“The most important ability is availability” is a long-enduring sports cliche regarding an athlete’s capacity to stay healthy, and it’s endured throughout the decades because it’s true, and a player’s capacity for mental engagement is a branch on the same tree, something that very much accounts for a big chunk of the success Jemerrio Jones had with the Lakers to end this season.
Jones tries to make something happen on every play, despite the limitations of his skill set. He cuts more than anyone because he knows he isn’t much of a threat as a spot-up shooter. He drops down to sandwich rebound. He runs the court in transition like his hair is on fire. He isn’t special because he does those things, he’s special because he does those things nearly every single time.

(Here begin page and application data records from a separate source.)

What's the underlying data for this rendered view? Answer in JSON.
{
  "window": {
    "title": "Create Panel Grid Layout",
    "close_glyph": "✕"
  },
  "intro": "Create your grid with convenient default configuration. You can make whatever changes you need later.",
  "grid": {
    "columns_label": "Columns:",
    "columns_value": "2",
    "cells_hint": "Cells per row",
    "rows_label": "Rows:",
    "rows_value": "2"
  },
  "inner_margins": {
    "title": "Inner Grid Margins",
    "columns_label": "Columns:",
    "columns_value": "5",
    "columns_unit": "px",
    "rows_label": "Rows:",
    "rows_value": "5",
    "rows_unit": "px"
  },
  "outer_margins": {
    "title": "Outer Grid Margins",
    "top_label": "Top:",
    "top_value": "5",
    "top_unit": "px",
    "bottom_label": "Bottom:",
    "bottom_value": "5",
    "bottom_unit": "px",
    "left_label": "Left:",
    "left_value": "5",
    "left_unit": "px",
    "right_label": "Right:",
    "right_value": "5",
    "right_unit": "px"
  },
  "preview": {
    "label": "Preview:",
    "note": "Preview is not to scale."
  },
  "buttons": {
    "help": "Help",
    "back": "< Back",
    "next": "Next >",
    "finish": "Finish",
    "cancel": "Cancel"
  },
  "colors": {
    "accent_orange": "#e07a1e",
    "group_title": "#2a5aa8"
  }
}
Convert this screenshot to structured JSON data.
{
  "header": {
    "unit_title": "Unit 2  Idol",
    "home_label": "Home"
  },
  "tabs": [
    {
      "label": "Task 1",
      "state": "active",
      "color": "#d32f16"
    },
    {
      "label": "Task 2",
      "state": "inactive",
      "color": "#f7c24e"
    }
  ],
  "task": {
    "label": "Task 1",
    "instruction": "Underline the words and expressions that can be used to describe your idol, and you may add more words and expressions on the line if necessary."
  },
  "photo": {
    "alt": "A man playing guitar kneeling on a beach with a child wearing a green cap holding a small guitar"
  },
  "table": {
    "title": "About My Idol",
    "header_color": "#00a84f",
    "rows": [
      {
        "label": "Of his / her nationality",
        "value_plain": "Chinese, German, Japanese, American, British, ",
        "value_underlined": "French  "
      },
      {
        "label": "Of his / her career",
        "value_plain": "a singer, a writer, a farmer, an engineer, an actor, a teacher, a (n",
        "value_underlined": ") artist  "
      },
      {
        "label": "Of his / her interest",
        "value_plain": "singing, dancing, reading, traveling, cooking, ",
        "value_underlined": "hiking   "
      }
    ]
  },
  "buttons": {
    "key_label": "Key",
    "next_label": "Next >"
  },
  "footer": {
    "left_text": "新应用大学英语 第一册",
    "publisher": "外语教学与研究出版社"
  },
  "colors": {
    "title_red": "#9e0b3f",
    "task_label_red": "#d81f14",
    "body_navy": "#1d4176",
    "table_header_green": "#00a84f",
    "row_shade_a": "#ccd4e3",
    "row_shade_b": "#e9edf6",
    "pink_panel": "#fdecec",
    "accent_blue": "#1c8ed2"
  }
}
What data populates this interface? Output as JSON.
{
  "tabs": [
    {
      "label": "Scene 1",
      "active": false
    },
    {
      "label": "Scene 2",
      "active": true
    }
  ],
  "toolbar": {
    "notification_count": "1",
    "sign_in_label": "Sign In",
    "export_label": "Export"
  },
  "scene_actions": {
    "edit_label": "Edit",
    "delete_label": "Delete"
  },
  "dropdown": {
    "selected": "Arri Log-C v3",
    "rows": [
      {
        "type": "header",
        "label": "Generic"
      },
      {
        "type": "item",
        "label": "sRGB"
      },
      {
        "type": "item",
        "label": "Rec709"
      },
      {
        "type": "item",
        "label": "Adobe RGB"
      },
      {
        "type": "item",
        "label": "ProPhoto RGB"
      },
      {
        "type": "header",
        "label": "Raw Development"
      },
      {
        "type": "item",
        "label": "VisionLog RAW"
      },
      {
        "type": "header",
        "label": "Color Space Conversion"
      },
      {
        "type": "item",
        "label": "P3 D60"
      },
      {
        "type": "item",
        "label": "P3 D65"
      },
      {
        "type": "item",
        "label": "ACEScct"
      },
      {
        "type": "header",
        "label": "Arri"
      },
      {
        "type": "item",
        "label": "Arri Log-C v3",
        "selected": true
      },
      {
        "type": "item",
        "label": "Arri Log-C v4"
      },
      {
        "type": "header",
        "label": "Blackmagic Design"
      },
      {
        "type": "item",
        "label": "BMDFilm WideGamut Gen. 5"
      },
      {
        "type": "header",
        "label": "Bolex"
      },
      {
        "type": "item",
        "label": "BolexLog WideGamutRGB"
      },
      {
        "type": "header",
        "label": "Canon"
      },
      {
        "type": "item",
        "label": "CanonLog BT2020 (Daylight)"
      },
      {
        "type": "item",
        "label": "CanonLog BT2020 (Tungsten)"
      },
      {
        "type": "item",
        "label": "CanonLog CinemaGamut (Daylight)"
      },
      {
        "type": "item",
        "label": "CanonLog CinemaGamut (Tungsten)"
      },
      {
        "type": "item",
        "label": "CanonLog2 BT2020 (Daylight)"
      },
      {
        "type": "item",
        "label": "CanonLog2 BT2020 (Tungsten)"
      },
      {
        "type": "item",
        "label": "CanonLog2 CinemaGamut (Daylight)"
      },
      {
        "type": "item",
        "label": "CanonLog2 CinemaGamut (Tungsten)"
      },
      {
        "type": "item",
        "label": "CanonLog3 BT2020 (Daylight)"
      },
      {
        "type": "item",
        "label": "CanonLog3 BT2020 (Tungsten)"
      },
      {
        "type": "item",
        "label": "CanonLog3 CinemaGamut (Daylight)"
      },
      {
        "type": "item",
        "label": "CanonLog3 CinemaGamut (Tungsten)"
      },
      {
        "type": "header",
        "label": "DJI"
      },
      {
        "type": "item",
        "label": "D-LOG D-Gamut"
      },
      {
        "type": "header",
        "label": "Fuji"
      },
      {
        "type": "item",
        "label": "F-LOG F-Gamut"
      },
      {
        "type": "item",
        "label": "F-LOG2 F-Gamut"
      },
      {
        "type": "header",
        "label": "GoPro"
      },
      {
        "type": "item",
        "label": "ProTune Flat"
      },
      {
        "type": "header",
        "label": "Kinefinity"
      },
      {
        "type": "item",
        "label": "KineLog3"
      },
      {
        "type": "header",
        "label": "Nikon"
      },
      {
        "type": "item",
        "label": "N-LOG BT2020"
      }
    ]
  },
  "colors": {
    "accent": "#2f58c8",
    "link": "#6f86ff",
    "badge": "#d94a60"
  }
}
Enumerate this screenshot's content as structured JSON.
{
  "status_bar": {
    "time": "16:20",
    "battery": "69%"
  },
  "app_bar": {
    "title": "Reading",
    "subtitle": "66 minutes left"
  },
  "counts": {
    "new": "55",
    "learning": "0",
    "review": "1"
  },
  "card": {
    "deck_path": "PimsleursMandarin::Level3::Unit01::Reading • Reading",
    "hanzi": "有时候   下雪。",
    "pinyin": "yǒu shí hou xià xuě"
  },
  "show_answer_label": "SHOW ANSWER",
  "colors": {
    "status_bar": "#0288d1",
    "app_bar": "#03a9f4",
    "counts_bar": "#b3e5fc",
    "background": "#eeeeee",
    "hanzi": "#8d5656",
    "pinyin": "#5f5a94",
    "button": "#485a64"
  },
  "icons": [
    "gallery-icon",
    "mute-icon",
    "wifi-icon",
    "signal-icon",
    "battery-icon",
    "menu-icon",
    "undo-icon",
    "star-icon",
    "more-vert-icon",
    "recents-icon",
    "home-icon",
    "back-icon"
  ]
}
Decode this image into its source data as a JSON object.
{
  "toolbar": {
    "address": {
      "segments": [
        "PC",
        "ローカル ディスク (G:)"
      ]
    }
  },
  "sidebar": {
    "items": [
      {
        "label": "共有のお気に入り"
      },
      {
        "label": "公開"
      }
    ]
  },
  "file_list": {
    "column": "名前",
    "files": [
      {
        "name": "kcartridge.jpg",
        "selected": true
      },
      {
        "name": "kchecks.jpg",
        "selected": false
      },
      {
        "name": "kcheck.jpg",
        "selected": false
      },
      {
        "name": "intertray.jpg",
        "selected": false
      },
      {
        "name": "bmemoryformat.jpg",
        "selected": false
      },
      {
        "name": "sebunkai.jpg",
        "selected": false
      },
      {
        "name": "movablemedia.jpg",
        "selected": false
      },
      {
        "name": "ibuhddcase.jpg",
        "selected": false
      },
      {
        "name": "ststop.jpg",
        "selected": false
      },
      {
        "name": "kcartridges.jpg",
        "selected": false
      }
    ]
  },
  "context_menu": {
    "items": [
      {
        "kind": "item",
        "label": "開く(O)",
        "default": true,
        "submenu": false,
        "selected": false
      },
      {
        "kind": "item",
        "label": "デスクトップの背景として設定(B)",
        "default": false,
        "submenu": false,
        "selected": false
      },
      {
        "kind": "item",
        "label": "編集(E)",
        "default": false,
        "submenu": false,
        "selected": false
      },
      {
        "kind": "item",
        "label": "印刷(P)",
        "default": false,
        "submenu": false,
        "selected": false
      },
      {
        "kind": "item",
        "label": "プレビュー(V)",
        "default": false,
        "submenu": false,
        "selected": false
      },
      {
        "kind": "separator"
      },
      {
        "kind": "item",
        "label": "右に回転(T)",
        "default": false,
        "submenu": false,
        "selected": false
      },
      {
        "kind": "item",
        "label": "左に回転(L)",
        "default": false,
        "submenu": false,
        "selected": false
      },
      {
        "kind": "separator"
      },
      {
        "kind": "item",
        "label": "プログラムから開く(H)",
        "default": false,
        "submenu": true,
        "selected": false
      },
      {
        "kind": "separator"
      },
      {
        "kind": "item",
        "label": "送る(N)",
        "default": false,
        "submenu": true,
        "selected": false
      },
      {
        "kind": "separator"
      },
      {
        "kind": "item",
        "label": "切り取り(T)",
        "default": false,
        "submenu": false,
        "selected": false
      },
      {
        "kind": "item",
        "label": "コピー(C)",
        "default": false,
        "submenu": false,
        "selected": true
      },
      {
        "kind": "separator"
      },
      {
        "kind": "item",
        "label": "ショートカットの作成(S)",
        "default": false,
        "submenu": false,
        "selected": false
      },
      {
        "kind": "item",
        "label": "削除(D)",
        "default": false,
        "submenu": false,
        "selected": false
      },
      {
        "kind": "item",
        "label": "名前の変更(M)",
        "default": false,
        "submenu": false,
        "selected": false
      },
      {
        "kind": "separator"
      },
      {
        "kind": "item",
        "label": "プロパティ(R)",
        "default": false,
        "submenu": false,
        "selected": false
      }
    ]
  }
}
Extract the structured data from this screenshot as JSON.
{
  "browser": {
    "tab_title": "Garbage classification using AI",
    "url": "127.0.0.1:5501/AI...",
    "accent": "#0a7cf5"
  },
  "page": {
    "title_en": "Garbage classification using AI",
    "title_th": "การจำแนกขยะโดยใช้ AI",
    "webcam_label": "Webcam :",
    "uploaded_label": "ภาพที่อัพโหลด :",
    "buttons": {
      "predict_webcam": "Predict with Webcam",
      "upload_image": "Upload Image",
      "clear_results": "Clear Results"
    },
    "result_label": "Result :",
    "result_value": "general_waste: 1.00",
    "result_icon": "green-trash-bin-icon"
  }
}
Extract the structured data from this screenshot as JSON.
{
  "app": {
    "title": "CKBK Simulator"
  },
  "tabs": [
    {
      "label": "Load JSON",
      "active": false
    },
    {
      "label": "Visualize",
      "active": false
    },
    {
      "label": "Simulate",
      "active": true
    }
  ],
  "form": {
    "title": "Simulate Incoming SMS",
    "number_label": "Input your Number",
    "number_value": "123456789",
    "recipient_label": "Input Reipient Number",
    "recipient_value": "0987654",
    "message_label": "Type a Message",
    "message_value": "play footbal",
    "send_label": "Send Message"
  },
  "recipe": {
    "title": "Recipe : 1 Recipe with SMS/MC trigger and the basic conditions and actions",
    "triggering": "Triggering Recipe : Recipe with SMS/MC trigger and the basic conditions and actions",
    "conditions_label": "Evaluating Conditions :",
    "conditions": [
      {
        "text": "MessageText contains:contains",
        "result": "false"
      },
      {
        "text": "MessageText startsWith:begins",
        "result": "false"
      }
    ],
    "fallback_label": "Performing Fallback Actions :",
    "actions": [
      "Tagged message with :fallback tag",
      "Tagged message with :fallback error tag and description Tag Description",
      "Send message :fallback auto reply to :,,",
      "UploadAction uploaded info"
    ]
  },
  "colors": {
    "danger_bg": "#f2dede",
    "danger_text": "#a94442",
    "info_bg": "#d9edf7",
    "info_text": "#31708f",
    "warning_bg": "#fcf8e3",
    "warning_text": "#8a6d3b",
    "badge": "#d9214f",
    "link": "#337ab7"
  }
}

Few NBA players can sustain a comparable effort.
Energy guys are easy to fall for, especially in such a dour season where I found myself watching as a fan and wondering why so many of the players don’t seem to care as much as I do. The old high school coach in me is a sucker for guys like Jones, who consistently and joyfully does the “little things” (I hate that term because it minimizes their importance, but it’s accurate here). Jones’ effort and affability were not only a brief breath of fresh air during this suffocating season, but also illustrated the value of the “little things” amidst otherwise wonky April basketball.
Jemerrio Jones is an anomaly. He has a small-ball center’s game in a shooting guard’s body. He doesn’t possess any NBA-caliber skills that he can use when his team is operating in half-court offense, and at some point, he’ll need to. But his ability to reach the NBA on the sheer force of his effort and engagement is a testament to the value of such under-appreciated attributes, and why the Lakers should heavily consider exercising their team option on the second year of his contract.